“Three times I pleaded with the Lord about this, that it should leave me. he said to me, ‘My grace is sufficient for you, for my power is made perfect in weakness.’ Therefore I will boast all the more gladly of my weaknesses, so that the power of Christ may rest upon me. For the sake of Christ, then, I am content with weaknesses, insults, hardships, persecutions, and calamities. For when I am weak, then I am strong.”
2 Corinthians 12: 8-10
A few days ago, Jesse turned to a friend who asked him how he is doing and warmly responded with, “It’s hard, man! Paul had the mess beaten out of him his whole life. He was messed up! But God used him. He used him. I don’t always understand it, but this is His story. It’s worth it.” And so it is.
Pray with me over this man of mine?
-Ask the Lord to continue to heal his brain from trauma, to weed out all of the brokennesses and restore them to health in the ways He sees fit.
-Ask Him to mercifully bring a halt to the seizures we are still wrestling to control.
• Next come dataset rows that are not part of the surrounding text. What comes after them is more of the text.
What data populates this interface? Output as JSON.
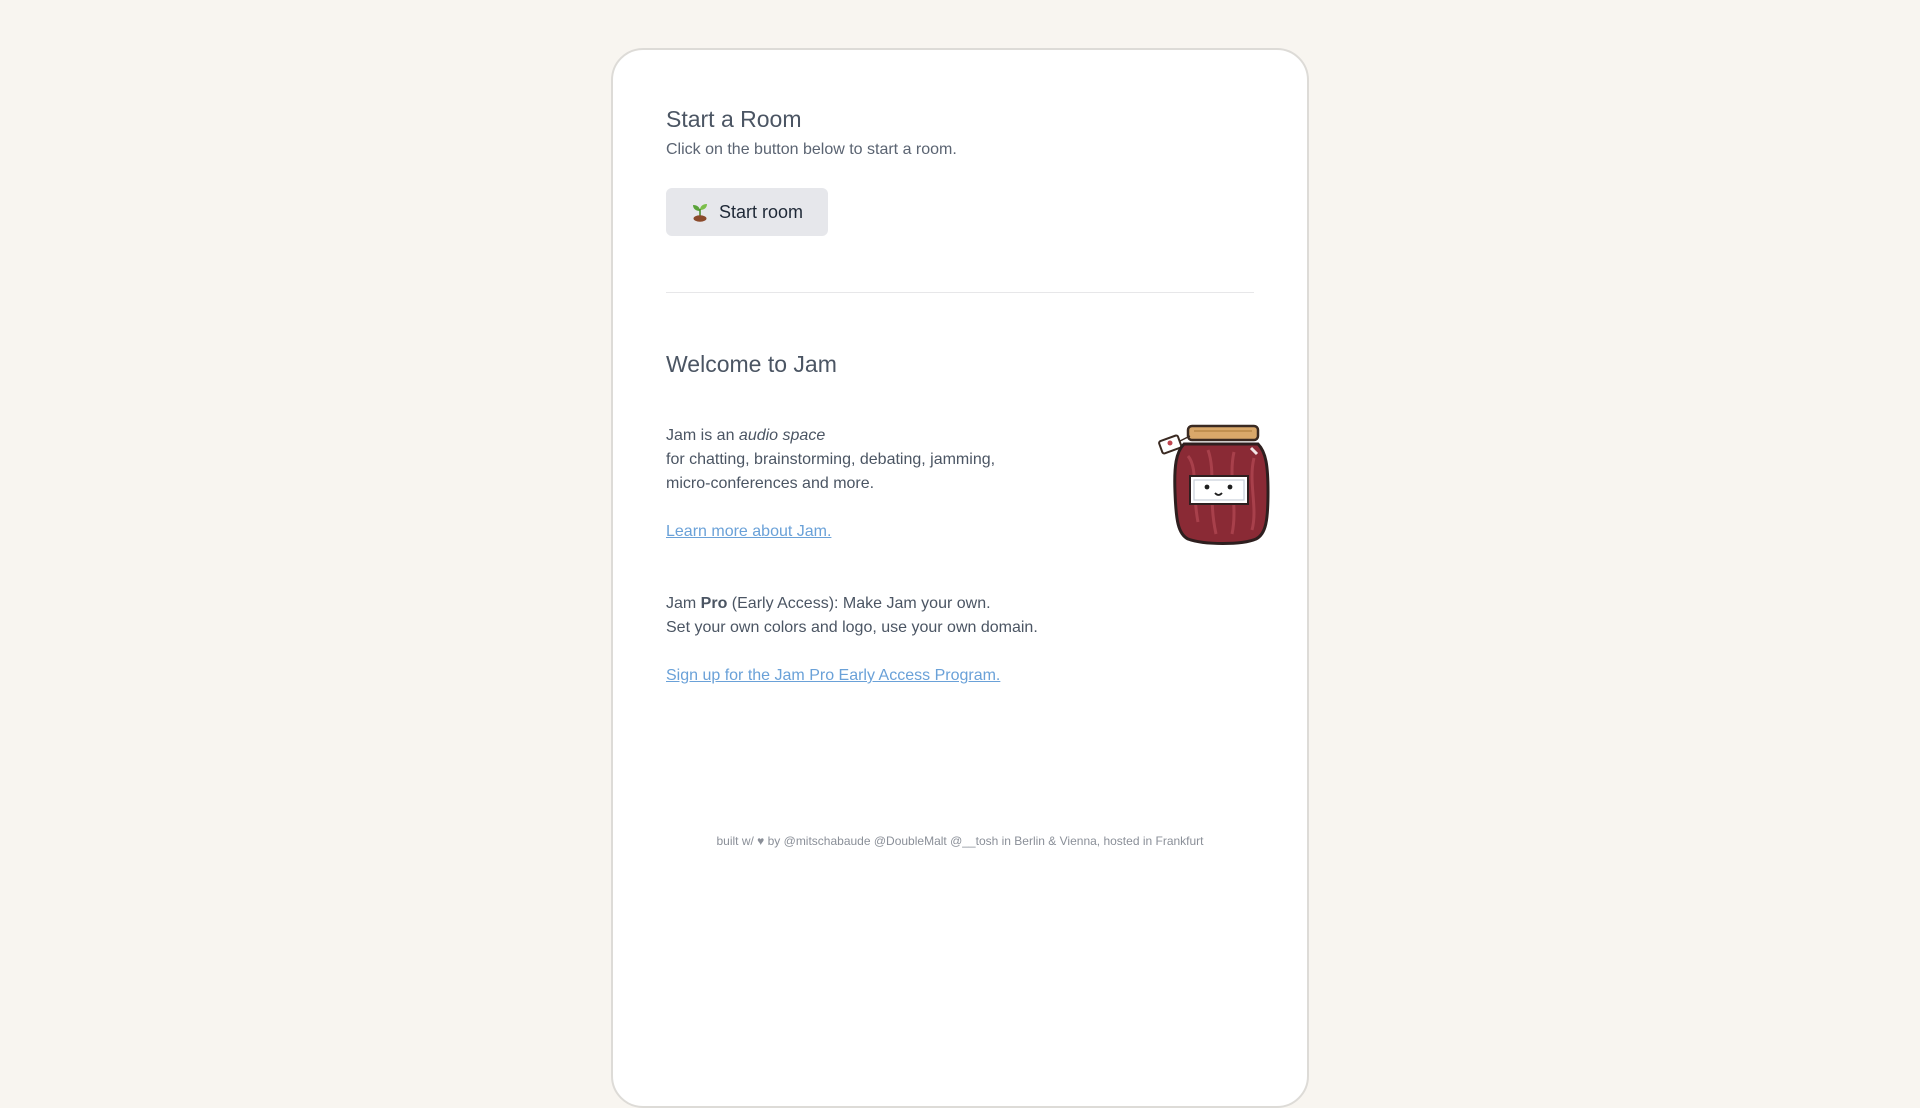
{
  "start_room": {
    "title": "Start a Room",
    "subtitle": "Click on the button below to start a room.",
    "button_label": "Start room",
    "button_icon": "sprout-icon"
  },
  "welcome": {
    "title": "Welcome to Jam",
    "intro_prefix": "Jam is an ",
    "intro_emphasis": "audio space",
    "intro_line2": "for chatting, brainstorming, debating, jamming,",
    "intro_line3": "micro-conferences and more.",
    "learn_more_link": "Learn more about Jam.",
    "pro_prefix": "Jam ",
    "pro_bold": "Pro",
    "pro_suffix": " (Early Access): Make Jam your own.",
    "pro_line2": "Set your own colors and logo, use your own domain.",
    "signup_link": "Sign up for the Jam Pro Early Access Program."
  },
  "footer": {
    "text": "built w/ ♥ by @mitschabaude @DoubleMalt @__tosh in Berlin & Vienna, hosted in Frankfurt"
  },
  "colors": {
    "page_background": "#f8f5f0",
    "link": "#6aa1d8",
    "button_background": "#e6e7eb",
    "jam": "#8a2a35"
  }
}
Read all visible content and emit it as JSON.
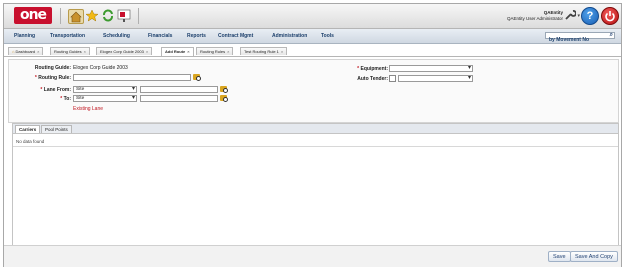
{
  "header": {
    "logo_text": "one",
    "user_name": "QAEntity",
    "user_role": "QAEntity User Administrator"
  },
  "nav": {
    "items": [
      "Planning",
      "Transportation",
      "Scheduling",
      "Financials",
      "Reports",
      "Contract Mgmt",
      "Administration",
      "Tools"
    ],
    "search_placeholder": "by Movement No"
  },
  "tabs": [
    {
      "label": "Dashboard"
    },
    {
      "label": "Routing Guides"
    },
    {
      "label": "Elogex Corp Guide 2003"
    },
    {
      "label": "Add Route",
      "active": true
    },
    {
      "label": "Routing Rules"
    },
    {
      "label": "Test Routing Rule 1"
    }
  ],
  "form": {
    "routing_guide_label": "Routing Guide:",
    "routing_guide_value": "Elogex Corp Guide 2003",
    "routing_rule_label": "Routing Rule:",
    "routing_rule_value": "",
    "lane_from_label": "Lane From:",
    "lane_from_type": "Site",
    "lane_from_value": "",
    "to_label": "To:",
    "to_type": "Site",
    "to_value": "",
    "existing_lane_link": "Existing Lane",
    "equipment_label": "Equipment:",
    "equipment_value": "",
    "auto_tender_label": "Auto Tender:",
    "auto_tender_value": ""
  },
  "grid": {
    "tabs": [
      "Carriers",
      "Pool Points"
    ],
    "empty_text": "No data found"
  },
  "footer": {
    "save_label": "Save",
    "save_copy_label": "Save And Copy"
  },
  "colors": {
    "brand_red": "#c8102e",
    "required_red": "#c0141e",
    "nav_text": "#1c3f6b"
  }
}
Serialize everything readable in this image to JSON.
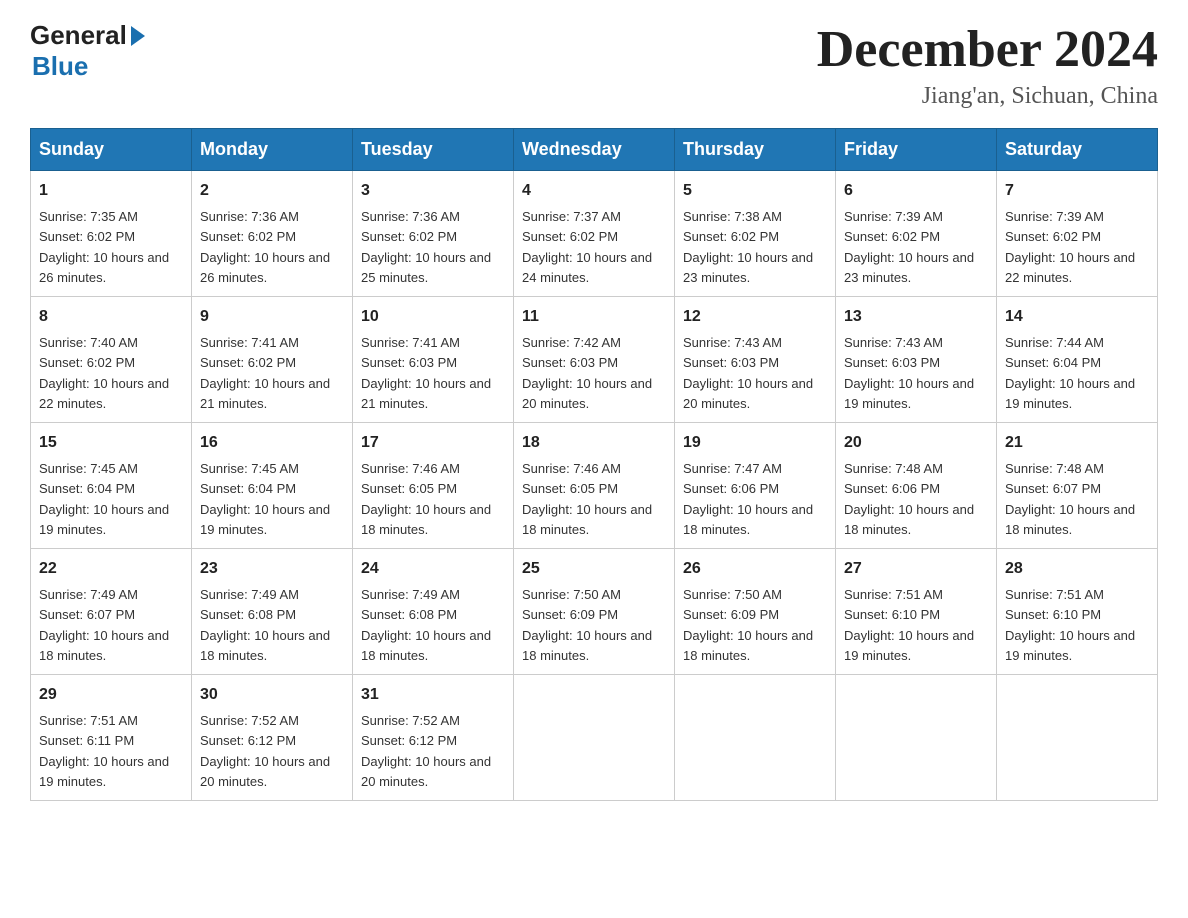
{
  "header": {
    "logo": {
      "general": "General",
      "blue": "Blue"
    },
    "title": "December 2024",
    "location": "Jiang'an, Sichuan, China"
  },
  "days_of_week": [
    "Sunday",
    "Monday",
    "Tuesday",
    "Wednesday",
    "Thursday",
    "Friday",
    "Saturday"
  ],
  "weeks": [
    [
      {
        "day": "1",
        "sunrise": "7:35 AM",
        "sunset": "6:02 PM",
        "daylight": "10 hours and 26 minutes."
      },
      {
        "day": "2",
        "sunrise": "7:36 AM",
        "sunset": "6:02 PM",
        "daylight": "10 hours and 26 minutes."
      },
      {
        "day": "3",
        "sunrise": "7:36 AM",
        "sunset": "6:02 PM",
        "daylight": "10 hours and 25 minutes."
      },
      {
        "day": "4",
        "sunrise": "7:37 AM",
        "sunset": "6:02 PM",
        "daylight": "10 hours and 24 minutes."
      },
      {
        "day": "5",
        "sunrise": "7:38 AM",
        "sunset": "6:02 PM",
        "daylight": "10 hours and 23 minutes."
      },
      {
        "day": "6",
        "sunrise": "7:39 AM",
        "sunset": "6:02 PM",
        "daylight": "10 hours and 23 minutes."
      },
      {
        "day": "7",
        "sunrise": "7:39 AM",
        "sunset": "6:02 PM",
        "daylight": "10 hours and 22 minutes."
      }
    ],
    [
      {
        "day": "8",
        "sunrise": "7:40 AM",
        "sunset": "6:02 PM",
        "daylight": "10 hours and 22 minutes."
      },
      {
        "day": "9",
        "sunrise": "7:41 AM",
        "sunset": "6:02 PM",
        "daylight": "10 hours and 21 minutes."
      },
      {
        "day": "10",
        "sunrise": "7:41 AM",
        "sunset": "6:03 PM",
        "daylight": "10 hours and 21 minutes."
      },
      {
        "day": "11",
        "sunrise": "7:42 AM",
        "sunset": "6:03 PM",
        "daylight": "10 hours and 20 minutes."
      },
      {
        "day": "12",
        "sunrise": "7:43 AM",
        "sunset": "6:03 PM",
        "daylight": "10 hours and 20 minutes."
      },
      {
        "day": "13",
        "sunrise": "7:43 AM",
        "sunset": "6:03 PM",
        "daylight": "10 hours and 19 minutes."
      },
      {
        "day": "14",
        "sunrise": "7:44 AM",
        "sunset": "6:04 PM",
        "daylight": "10 hours and 19 minutes."
      }
    ],
    [
      {
        "day": "15",
        "sunrise": "7:45 AM",
        "sunset": "6:04 PM",
        "daylight": "10 hours and 19 minutes."
      },
      {
        "day": "16",
        "sunrise": "7:45 AM",
        "sunset": "6:04 PM",
        "daylight": "10 hours and 19 minutes."
      },
      {
        "day": "17",
        "sunrise": "7:46 AM",
        "sunset": "6:05 PM",
        "daylight": "10 hours and 18 minutes."
      },
      {
        "day": "18",
        "sunrise": "7:46 AM",
        "sunset": "6:05 PM",
        "daylight": "10 hours and 18 minutes."
      },
      {
        "day": "19",
        "sunrise": "7:47 AM",
        "sunset": "6:06 PM",
        "daylight": "10 hours and 18 minutes."
      },
      {
        "day": "20",
        "sunrise": "7:48 AM",
        "sunset": "6:06 PM",
        "daylight": "10 hours and 18 minutes."
      },
      {
        "day": "21",
        "sunrise": "7:48 AM",
        "sunset": "6:07 PM",
        "daylight": "10 hours and 18 minutes."
      }
    ],
    [
      {
        "day": "22",
        "sunrise": "7:49 AM",
        "sunset": "6:07 PM",
        "daylight": "10 hours and 18 minutes."
      },
      {
        "day": "23",
        "sunrise": "7:49 AM",
        "sunset": "6:08 PM",
        "daylight": "10 hours and 18 minutes."
      },
      {
        "day": "24",
        "sunrise": "7:49 AM",
        "sunset": "6:08 PM",
        "daylight": "10 hours and 18 minutes."
      },
      {
        "day": "25",
        "sunrise": "7:50 AM",
        "sunset": "6:09 PM",
        "daylight": "10 hours and 18 minutes."
      },
      {
        "day": "26",
        "sunrise": "7:50 AM",
        "sunset": "6:09 PM",
        "daylight": "10 hours and 18 minutes."
      },
      {
        "day": "27",
        "sunrise": "7:51 AM",
        "sunset": "6:10 PM",
        "daylight": "10 hours and 19 minutes."
      },
      {
        "day": "28",
        "sunrise": "7:51 AM",
        "sunset": "6:10 PM",
        "daylight": "10 hours and 19 minutes."
      }
    ],
    [
      {
        "day": "29",
        "sunrise": "7:51 AM",
        "sunset": "6:11 PM",
        "daylight": "10 hours and 19 minutes."
      },
      {
        "day": "30",
        "sunrise": "7:52 AM",
        "sunset": "6:12 PM",
        "daylight": "10 hours and 20 minutes."
      },
      {
        "day": "31",
        "sunrise": "7:52 AM",
        "sunset": "6:12 PM",
        "daylight": "10 hours and 20 minutes."
      },
      null,
      null,
      null,
      null
    ]
  ]
}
They are physically painful for him to experience and emotionally painful for all of us to witness.
-Ask Him to give us patience and grace to endure whatever story He has for us to live out, understanding fully that every breath of suffering is used by Him for His glory and our good.
-And, as always, ask Him to bring healing to Jesse that causes others to claim Him as Lord. That is our most fervent, and enduring prayer. Lord, let Your kingdom come.
Will you pray with me, too, over two of my friends who have very recently put their feet on the cancer path? We would not have endured so well for so long without each of your utterances to the Lord on our behalf. I know they will be blessed by your prayers, as well. Pray for them by name, will you? For the ones who are ill and the ones who have assumed the role of primary caretaker and their children and very near and dear loved ones:
-Jeff Brantly (who I referenced in this post) and wife Cindy (battling breast cancer) and their two children
-Rich Lewis and Amie Biggs Lewis (battling breast cancer) and their two children
And you. I would love to pray over you by name, struggling friend. Leave your name and request in the comments, send me an email, send me a message on Facebook…use whatever avenue of communication you have. I will add you to the list of people the Lord has interwoven into my life and pray fervently that He work in your lives to see His name made famous. He loves you so!